After a week of parking lot robberies involving firearms, MetroWest residents are fighting back. Last night, Central Park home owners called an emergency clubhouse meeting to rally against the latest crime wave.
Despite only 48 hours notice, manager Ken Swindle succeeded in rounding up not only members of his own community, but an array of interested outsiders, including a local robbery squad detective, Neighborhood Watch organizers, a representative from the MetroWest Master Association, and Board members from several neighboring communities.
This was the first time that such a meeting has ever been called but Swindle for one had seen enough. I’m just tired of our residents not being able to feel safe in their own homes he said. If we get our heads together and pool resources, we might be able to find a way to reduce our risk.

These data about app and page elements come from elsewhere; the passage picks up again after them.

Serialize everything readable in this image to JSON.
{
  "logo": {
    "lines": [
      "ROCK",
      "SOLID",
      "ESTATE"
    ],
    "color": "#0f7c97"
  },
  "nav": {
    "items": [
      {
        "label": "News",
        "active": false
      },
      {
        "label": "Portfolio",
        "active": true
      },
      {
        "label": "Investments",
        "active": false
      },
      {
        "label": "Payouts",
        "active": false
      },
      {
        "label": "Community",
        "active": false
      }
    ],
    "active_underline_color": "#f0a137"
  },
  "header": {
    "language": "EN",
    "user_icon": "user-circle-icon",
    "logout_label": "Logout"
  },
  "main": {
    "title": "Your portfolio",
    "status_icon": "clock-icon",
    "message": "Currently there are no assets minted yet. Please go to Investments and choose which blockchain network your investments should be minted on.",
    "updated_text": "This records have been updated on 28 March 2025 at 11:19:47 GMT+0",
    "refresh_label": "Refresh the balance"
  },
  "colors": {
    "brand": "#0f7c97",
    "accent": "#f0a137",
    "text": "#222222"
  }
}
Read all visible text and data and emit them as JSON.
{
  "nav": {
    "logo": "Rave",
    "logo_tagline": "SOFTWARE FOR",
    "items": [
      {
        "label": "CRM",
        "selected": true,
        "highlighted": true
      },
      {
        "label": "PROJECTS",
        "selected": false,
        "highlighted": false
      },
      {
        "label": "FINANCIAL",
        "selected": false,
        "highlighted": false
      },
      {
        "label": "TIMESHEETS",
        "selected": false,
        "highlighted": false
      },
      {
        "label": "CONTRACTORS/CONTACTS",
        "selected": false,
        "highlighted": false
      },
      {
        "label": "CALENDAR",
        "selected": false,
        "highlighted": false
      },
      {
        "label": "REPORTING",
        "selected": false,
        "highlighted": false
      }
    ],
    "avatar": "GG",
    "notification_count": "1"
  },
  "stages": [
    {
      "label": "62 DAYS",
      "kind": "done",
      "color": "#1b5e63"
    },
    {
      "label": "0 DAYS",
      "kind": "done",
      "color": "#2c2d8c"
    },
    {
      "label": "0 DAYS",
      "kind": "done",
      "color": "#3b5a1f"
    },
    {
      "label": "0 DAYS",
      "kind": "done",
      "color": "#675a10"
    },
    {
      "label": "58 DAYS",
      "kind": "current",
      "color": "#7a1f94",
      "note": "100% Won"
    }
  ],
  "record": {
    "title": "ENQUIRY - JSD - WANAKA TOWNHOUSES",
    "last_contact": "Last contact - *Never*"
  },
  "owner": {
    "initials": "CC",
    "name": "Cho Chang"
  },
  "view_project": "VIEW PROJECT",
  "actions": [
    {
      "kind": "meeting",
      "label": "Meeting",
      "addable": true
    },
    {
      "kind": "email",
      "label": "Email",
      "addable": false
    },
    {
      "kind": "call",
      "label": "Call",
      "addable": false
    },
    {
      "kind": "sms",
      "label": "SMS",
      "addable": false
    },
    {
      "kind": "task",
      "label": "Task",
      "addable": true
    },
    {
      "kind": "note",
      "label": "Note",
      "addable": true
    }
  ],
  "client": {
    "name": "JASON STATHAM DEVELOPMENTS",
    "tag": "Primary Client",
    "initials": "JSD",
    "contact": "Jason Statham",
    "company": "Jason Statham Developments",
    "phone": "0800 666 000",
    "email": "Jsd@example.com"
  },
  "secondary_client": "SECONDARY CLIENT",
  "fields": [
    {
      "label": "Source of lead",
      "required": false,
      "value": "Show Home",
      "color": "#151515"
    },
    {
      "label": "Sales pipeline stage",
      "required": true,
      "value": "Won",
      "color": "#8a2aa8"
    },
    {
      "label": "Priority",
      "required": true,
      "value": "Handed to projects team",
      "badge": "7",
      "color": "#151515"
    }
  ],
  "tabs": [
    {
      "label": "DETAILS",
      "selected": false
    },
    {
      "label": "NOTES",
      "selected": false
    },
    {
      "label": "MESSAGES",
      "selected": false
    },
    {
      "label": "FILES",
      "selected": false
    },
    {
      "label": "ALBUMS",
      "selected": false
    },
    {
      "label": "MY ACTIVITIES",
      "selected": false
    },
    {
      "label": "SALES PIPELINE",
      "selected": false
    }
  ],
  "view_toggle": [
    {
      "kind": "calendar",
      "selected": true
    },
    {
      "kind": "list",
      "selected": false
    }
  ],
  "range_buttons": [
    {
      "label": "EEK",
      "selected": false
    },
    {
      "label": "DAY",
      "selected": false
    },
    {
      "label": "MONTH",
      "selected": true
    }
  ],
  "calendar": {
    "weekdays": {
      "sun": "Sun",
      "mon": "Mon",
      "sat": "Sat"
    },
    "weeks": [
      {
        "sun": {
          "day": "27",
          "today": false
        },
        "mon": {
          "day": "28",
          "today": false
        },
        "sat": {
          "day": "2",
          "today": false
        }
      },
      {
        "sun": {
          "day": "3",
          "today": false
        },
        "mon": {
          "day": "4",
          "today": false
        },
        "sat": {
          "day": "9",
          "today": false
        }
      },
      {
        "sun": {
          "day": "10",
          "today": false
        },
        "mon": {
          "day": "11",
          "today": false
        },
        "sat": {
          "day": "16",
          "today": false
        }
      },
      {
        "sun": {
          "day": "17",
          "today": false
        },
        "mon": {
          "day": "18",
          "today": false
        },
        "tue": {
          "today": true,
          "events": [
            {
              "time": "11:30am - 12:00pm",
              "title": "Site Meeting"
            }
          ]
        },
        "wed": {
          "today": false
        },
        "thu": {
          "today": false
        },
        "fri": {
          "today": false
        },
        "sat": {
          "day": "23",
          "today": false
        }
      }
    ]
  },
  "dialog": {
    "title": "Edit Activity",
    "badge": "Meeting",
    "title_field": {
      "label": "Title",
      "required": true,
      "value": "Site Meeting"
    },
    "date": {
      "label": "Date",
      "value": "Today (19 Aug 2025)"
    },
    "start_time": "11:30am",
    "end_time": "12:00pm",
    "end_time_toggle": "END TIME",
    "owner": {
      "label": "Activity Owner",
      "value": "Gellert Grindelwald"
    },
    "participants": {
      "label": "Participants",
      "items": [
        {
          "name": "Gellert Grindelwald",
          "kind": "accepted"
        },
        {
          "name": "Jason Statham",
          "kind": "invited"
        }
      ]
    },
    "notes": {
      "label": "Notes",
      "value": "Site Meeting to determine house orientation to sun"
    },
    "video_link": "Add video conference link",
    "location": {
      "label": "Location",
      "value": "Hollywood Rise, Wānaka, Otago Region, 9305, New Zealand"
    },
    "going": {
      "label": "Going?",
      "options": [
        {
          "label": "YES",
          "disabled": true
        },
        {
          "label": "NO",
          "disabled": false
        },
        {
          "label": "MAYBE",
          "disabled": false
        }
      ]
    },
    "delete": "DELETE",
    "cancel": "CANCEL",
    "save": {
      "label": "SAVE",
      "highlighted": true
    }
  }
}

As the meeting progressed and residents from various communities spoke up, it soon became apparent that despite many of the communities being gated all of them were suffering from an lack of effective security. Blaming many of the recent robberies on a local gang of youths calling themselves the We Rob Everyone Gang detective Joe Gilbert explained that the City of Orlando Police Department has become completely overwhelmed by Orlando’s surging crime wave. The City’s crime rate has gone through the roof, he said. “And we have a total of just six officers to investigate all of the robbery reports.”
Residents were shocked at the lack of police resources and less than complimentary about the length of time officers have been taking to respond to calls. It took the cops over an hour to get here the other night, complained one frustrated resident. Others suggested that if the police were unable to help them, then perhaps the master association for MetroWest should invest some of the millions of dollars it collects annually to develop its own private security firm rather than planting palm trees up and down Hiawassee. It was also suggested that the master association become a hub for the collection and dispersal of future crime data. Spokesperson for the Association, Betty Reed, agreed that MetroWest should host regular meetings to share new ideas and strategies for making MetroWest a safer environment. “We need everyone to take part,” She said.
Other ideas tabled during the 90 minute meeting included the setting up an early warning system among the various associations to try and prevent the tendency for local gangs to terrorize more than one community as they rampage through the neighborhood.
In a strange twist of irony, even as the meeting was taking place, a neighboring Azur resident (not a hundred yards away) was being relieved of his vehicle in the third attack on that community in one week.